### Task statement:
Each line in these records that contains "color" counts once. Give the number only.

### The records:
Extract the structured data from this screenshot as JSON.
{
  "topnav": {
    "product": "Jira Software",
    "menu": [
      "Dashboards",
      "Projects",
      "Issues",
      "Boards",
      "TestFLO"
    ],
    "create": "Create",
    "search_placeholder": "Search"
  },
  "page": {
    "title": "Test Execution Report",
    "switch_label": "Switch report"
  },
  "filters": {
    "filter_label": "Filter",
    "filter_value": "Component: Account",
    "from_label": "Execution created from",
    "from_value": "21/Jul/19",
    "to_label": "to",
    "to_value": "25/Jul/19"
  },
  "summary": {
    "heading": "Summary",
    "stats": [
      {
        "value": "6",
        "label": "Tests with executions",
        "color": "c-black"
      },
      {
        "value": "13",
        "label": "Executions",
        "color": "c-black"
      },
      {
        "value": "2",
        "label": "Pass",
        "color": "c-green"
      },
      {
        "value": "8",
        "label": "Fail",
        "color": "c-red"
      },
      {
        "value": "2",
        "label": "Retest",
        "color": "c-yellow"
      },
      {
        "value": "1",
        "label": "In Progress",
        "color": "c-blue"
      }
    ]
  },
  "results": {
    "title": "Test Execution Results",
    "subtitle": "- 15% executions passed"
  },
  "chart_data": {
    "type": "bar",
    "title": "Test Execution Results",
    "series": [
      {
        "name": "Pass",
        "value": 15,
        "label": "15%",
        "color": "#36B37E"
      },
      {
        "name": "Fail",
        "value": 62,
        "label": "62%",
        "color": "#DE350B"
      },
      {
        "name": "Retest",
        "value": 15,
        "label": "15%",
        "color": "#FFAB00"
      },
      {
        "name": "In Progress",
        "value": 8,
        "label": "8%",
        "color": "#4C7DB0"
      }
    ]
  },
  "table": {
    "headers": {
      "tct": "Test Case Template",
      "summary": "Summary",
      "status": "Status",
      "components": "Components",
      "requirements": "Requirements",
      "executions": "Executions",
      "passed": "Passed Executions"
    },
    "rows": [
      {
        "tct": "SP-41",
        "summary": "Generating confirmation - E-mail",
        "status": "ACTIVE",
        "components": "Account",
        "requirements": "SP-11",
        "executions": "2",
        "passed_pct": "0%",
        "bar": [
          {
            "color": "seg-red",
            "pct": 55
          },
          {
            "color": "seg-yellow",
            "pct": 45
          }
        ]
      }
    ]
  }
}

### Finished task:
12